# Find inverse laplace transform of $f(s) = \frac{1}{(s-2)^2+9}$

Find inverse laplace transform of $$f(s) = \frac{1}{(s-2)^2+9}$$

Here is what I have gotten from partial fractions. I observed that $$s^2-4s + 13$$ is irreducible (doesn't have real roots). $$\frac{1}{(s-2)^2 + 9} = \frac{1}{s^2-4s + 13} = \frac{As + B}{s^2-4s + 13}$$A=0, B=1

The corresponding value in my table is $$e^{at}\sin(bt)$$ for the corresponding laplace transform $$\frac{b}{(s-a)^2 + b^2}$$.

so plugging in A and B, I get $$e^{0t}\sin(1\cdot t) = \sin(t)$$. However my textbook answer is $$\frac{1}{3}e^{2t}\sin{3t}$$.

I am not sure how to trouble shoot this problem. I am pretty sure I did the partial fractions correctly, but the textbook answer implies that my approach to finding the inverse laplace transform is very wrong because I have no idea where the $$\frac{1}{3}$$ comes from in the solution.

Remember that

$$\color{blue}{\mathcal{L}^{-1}\{F(s-a)\} = e^{at} \mathcal{L}^{-1} \{F(s)\}}$$ and

$$\color{blue}{\mathcal{L}^{-1}\left\{\frac{b}{s^2+b^2}\right\} = \sin(bt)}$$

So,

$$\mathcal{L}^{-1}\left\{\frac{1}{(s-2)^2+9}\right\} = \frac13\mathcal{L}^{-1}\left\{\frac{3}{(s-2)^2+3^2}\right\} = \frac13e^{2t}\sin(3t)$$

• I don't recall what you're saying to remember. Or at least I don't recognize it in its entirety Apr 10 '20 at 17:37
• Do you remember this formula $\mathcal{L}^{-1}\{F(s-a)\} = e^{at} \mathcal{L}^{-1} \{F(s)\}$? Apr 10 '20 at 17:38
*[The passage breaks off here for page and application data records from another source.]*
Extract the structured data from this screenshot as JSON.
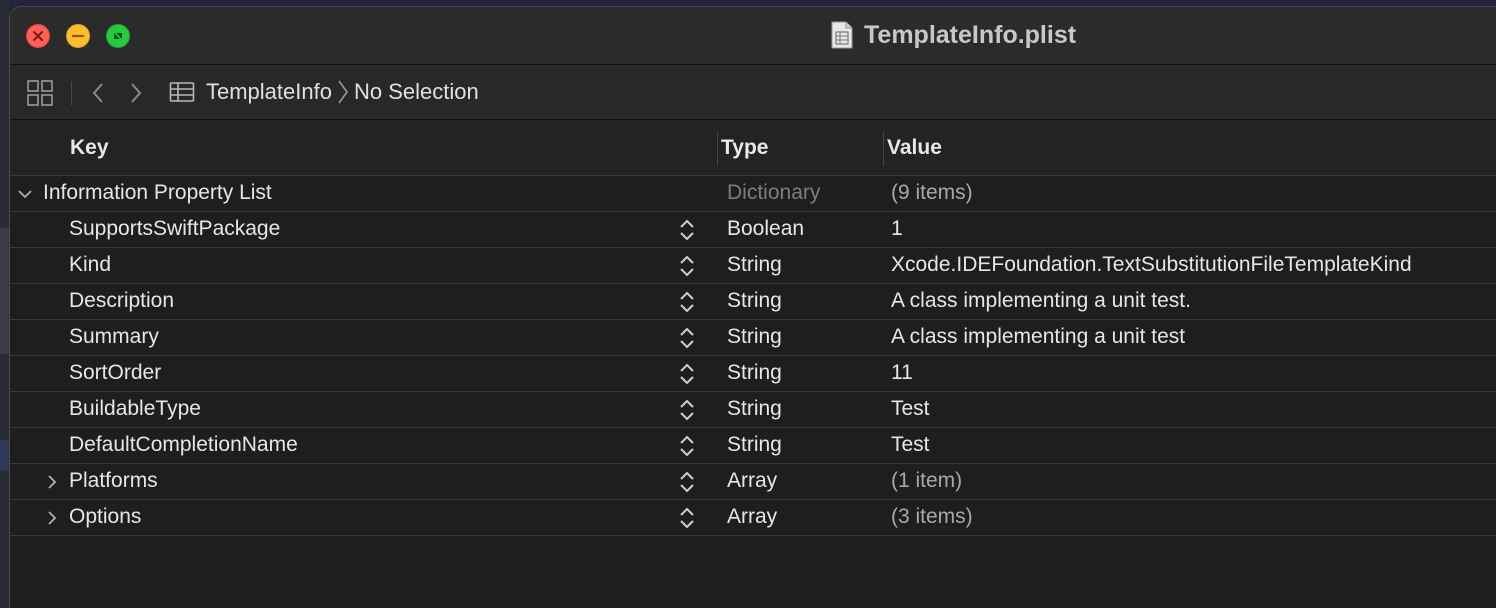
{
  "window": {
    "title": "TemplateInfo.plist",
    "title_icon": "document-icon"
  },
  "toolbar": {
    "grid_icon": "grid-icon",
    "back_icon": "chevron-left-icon",
    "forward_icon": "chevron-right-icon",
    "breadcrumb_root": "TemplateInfo",
    "breadcrumb_current": "No Selection"
  },
  "table": {
    "headers": {
      "key": "Key",
      "type": "Type",
      "value": "Value"
    },
    "root": {
      "key": "Information Property List",
      "type": "Dictionary",
      "value": "(9 items)"
    },
    "rows": [
      {
        "key": "SupportsSwiftPackage",
        "type": "Boolean",
        "value": "1"
      },
      {
        "key": "Kind",
        "type": "String",
        "value": "Xcode.IDEFoundation.TextSubstitutionFileTemplateKind"
      },
      {
        "key": "Description",
        "type": "String",
        "value": "A class implementing a unit test."
      },
      {
        "key": "Summary",
        "type": "String",
        "value": "A class implementing a unit test"
      },
      {
        "key": "SortOrder",
        "type": "String",
        "value": "11"
      },
      {
        "key": "BuildableType",
        "type": "String",
        "value": "Test"
      },
      {
        "key": "DefaultCompletionName",
        "type": "String",
        "value": "Test"
      },
      {
        "key": "Platforms",
        "type": "Array",
        "value": "(1 item)"
      },
      {
        "key": "Options",
        "type": "Array",
        "value": "(3 items)"
      }
    ]
  },
  "colors": {
    "close": "#ff5f57",
    "minimize": "#febc2e",
    "zoom": "#28c840"
  }
}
$$F(s)=\frac{1}{(s-2)^2 + 3^2} \implies 3F(s)=\frac{3}{(s-2)^2 + 3^2}$$ Substitute $$s-2=s'$$: $$3F(s'+2)=\frac{3}{(s')^2 + 3^2}$$ $$3\mathcal{L^{-1}}F(s'+2)=\mathcal{L^{-1}} \left (\frac{3}{(s')^2 + 3^2} \right )$$ $$3\mathcal{L^{-1}}F(s'+2)=\sin (3t)$$ Finally $$\mathcal {L^{-1}}(F(s+a))=e^{-at}f(t):$$ $$3e^{-2t}f(t)=\sin (3t) \implies f(t)= \dfrac {e^{2t}}3\sin (3t)$$

You've used the values of $$A,\,B$$ where you should use the values of $$a,\,b$$. Use $$\mathcal{L}^{-1}\frac{1}{(s-a)^2+b^2}=\frac1be^{at}\sin bt$$ with $$a=2,\,b=3$$.